  2. If your email is below 10k, you can try removing all carriage returns and double spaces. We’ve seen instances where the download button no longer showed up if the email was at or below 7k. This option would by my last resort.

Here are some of the notes we took while testing just in case the above suggestions do not work for you:

  1. The issue occurs with the exact same emails on the iPhone and iPad which leads us to the conclusion that it’s an iOS thing, we tested in iOS4 and iOS5.
  2. It’s not sender specific – this eliminates issues with sender reputation.
  3. It’s not column specific.
  4. It doesn’t seem to have anything to do with nested tables.
  5. Some tests that are over 25K render just fine yet others that are less than 10K cause the issue.
  6. The amount that is left to download is not consistent in each of the emails that triggered the issue.
  7. There’s no clear reason why it gets cut off and from where within the email.
  8. Doesn’t seem to be due to meta tags, DOCTYPE, nor media queries. Note: When tinkering with these variables, you might create/resolve the issue because you are switching up the total number of characters before the closing head tag.
  9. It has nothing to do with the internet service (ie: being temporarily interrupted).
  10. There doesn’t appear to be any caching – if an email is opened, then downloaded, the same issue will happen if the exact same email is sent again.
  11. The date/time settings on each of my devices are correct.
  12. I have seen people say that it happens when receiving mail on an Exchange account, I am using a POP3 account and I’m still seeing the issue.
  13. It doesn’t seem to be effected by images, I was able to recreate the issue with all images removed.
  14. It is not caused by html entities (&nbsp).
  15. I tried replacing all the content with Latin and that still didn’t fix it – that rules out content.
  16. It’s not caused by empty table cells.
  17. It’s not a special character – I tried cutting/pasting into Notepad and then I resent the email.

For more info and visual examples, please see the original article…

Comments Off on 8 Tips to Make Your Email Marketing Copy Shine

8 Tips to Make Your Email Marketing Copy Shine

by Janine Popick, CEO and founder of VerticalResponse

If you’re like me and in the business of marketing, you spend a great portion of your day writing.
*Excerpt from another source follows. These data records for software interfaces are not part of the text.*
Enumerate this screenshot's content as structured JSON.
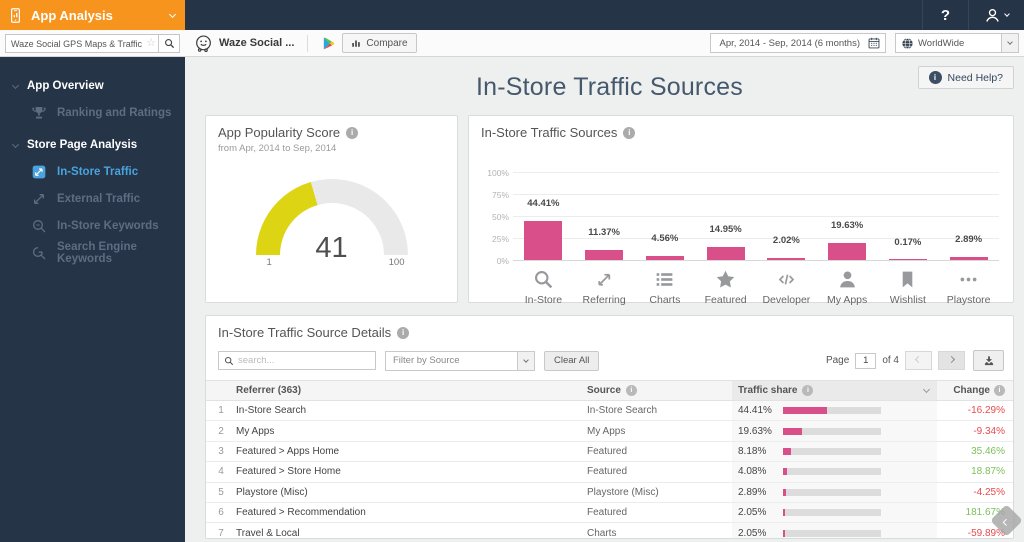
{
  "brand": {
    "title": "App Analysis",
    "icon": "phone-analytics-icon"
  },
  "topbar": {
    "help_label": "?",
    "user_icon": "user-icon"
  },
  "search": {
    "value": "Waze Social GPS Maps & Traffic",
    "star_icon": "star-outline-icon",
    "go_icon": "search-icon"
  },
  "appbar": {
    "app_icon": "waze-icon",
    "app_name": "Waze Social ...",
    "store_icon": "play-store-icon",
    "compare_label": "Compare"
  },
  "filters": {
    "date_range": "Apr, 2014 - Sep, 2014 (6 months)",
    "date_icon": "calendar-icon",
    "region": "WorldWide",
    "region_icon": "globe-icon"
  },
  "sidebar": {
    "groups": [
      {
        "label": "App Overview",
        "items": [
          {
            "icon": "trophy-icon",
            "label": "Ranking and Ratings",
            "active": false
          }
        ]
      },
      {
        "label": "Store Page Analysis",
        "items": [
          {
            "icon": "instore-traffic-icon",
            "label": "In-Store Traffic",
            "active": true
          },
          {
            "icon": "external-traffic-icon",
            "label": "External Traffic",
            "active": false
          },
          {
            "icon": "keywords-search-icon",
            "label": "In-Store Keywords",
            "active": false
          },
          {
            "icon": "engine-search-icon",
            "label": "Search Engine Keywords",
            "active": false
          }
        ]
      }
    ]
  },
  "page": {
    "title": "In-Store Traffic Sources",
    "need_help": "Need Help?"
  },
  "gauge": {
    "title": "App Popularity Score",
    "subtitle": "from Apr, 2014 to Sep, 2014",
    "value": 41,
    "max": 100,
    "min_label": "1",
    "max_label": "100",
    "arc_color": "#ddd413",
    "arc_track": "#e9e9e9"
  },
  "chart_data": {
    "type": "bar",
    "title": "In-Store Traffic Sources",
    "categories": [
      "In-Store",
      "Referring",
      "Charts",
      "Featured",
      "Developer",
      "My Apps",
      "Wishlist",
      "Playstore"
    ],
    "values": [
      44.41,
      11.37,
      4.56,
      14.95,
      2.02,
      19.63,
      0.17,
      2.89
    ],
    "value_labels": [
      "44.41%",
      "11.37%",
      "4.56%",
      "14.95%",
      "2.02%",
      "19.63%",
      "0.17%",
      "2.89%"
    ],
    "icons": [
      "search-icon",
      "referral-arrows-icon",
      "list-icon",
      "star-icon",
      "code-icon",
      "person-icon",
      "bookmark-icon",
      "ellipsis-icon"
    ],
    "yticks": [
      "100%",
      "75%",
      "50%",
      "25%",
      "0%"
    ],
    "ylim": [
      0,
      100
    ],
    "xlabel": "",
    "ylabel": "",
    "grid": true,
    "legend": false,
    "bar_color": "#d94f8a"
  },
  "details": {
    "title": "In-Store Traffic Source Details",
    "search_placeholder": "search...",
    "filter_label": "Filter by Source",
    "clear_all": "Clear All",
    "page_label": "Page",
    "page_value": "1",
    "page_total": "of 4",
    "columns": [
      "Referrer (363)",
      "Source",
      "Traffic share",
      "Change"
    ],
    "colors": {
      "up": "#7bc05a",
      "down": "#e9494d",
      "bar": "#d94f8a",
      "track": "#dcdcdc"
    },
    "rows": [
      {
        "index": 1,
        "referrer": "In-Store Search",
        "source": "In-Store Search",
        "share": "44.41%",
        "share_value": 44.41,
        "change": "-16.29%",
        "direction": "down"
      },
      {
        "index": 2,
        "referrer": "My Apps",
        "source": "My Apps",
        "share": "19.63%",
        "share_value": 19.63,
        "change": "-9.34%",
        "direction": "down"
      },
      {
        "index": 3,
        "referrer": "Featured > Apps Home",
        "source": "Featured",
        "share": "8.18%",
        "share_value": 8.18,
        "change": "35.46%",
        "direction": "up"
      },
      {
        "index": 4,
        "referrer": "Featured > Store Home",
        "source": "Featured",
        "share": "4.08%",
        "share_value": 4.08,
        "change": "18.87%",
        "direction": "up"
      },
      {
        "index": 5,
        "referrer": "Playstore (Misc)",
        "source": "Playstore (Misc)",
        "share": "2.89%",
        "share_value": 2.89,
        "change": "-4.25%",
        "direction": "down"
      },
      {
        "index": 6,
        "referrer": "Featured > Recommendation",
        "source": "Featured",
        "share": "2.05%",
        "share_value": 2.05,
        "change": "181.67%",
        "direction": "up"
      },
      {
        "index": 7,
        "referrer": "Travel & Local",
        "source": "Charts",
        "share": "2.05%",
        "share_value": 2.05,
        "change": "-59.89%",
        "direction": "down"
      }
    ]
  }
}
Writing emails, proposals, blog posts, guest articles … If you’ve got email marketing in the mix, that’s even more writing. How do you keep things interesting and “skim-able” for your email recipients so that they can quickly see what you want them to see, and still motivate them enough to take an action? Here are eight tips to help your email marketing copy shine and hopefully make the writing process a little easier.

1. Write using benefits, not features. Features are the things the product has. The iPhone 4 has a 3.5-inch touch screen, 5 megapixel camera, 16 GB flash drive. I’m thinking great, but what does that do for me? Well, that means the iPhone 4 lets me easily take and store high-quality, print-ready photos – these are the benefits. As a marketer, you need to answer the recipient’s question, “What’s it going to do for me?” “How is it going to make my life easier?” Many businesses get caught up writing about themselves and all the nifty things they offer rather than how those nifty things will help their customers. Don’t make that mistake.

2. Sprinkle in subheads. Attracting the attention of your readers using subheads is a tried-and-true tactic. It breaks up your thoughts and gets to the heart of what you’re selling or promoting quickly. It lets the reader skim through the email yet still get the message you want to convey.

3. Keep it tight. You need to get to your point fast in small, succinct paragraphs. When was the last time you read an entire press release or news article in an email? No one likes to scroll and scroll and scroll (maybe unless they’re shopping for shoes!); it’s difficult and time-consuming. Include links off the page to more information so that if a reader does want more details, they can find it quickly and easily.

4. Use bullets. Bullets break up points or benefits so that, again, your readers can scan copy without losing any key takeaways. Bullets are great for email and Web writing in general.

Tips 5-8 are even more valuable. Get them in the full blog post.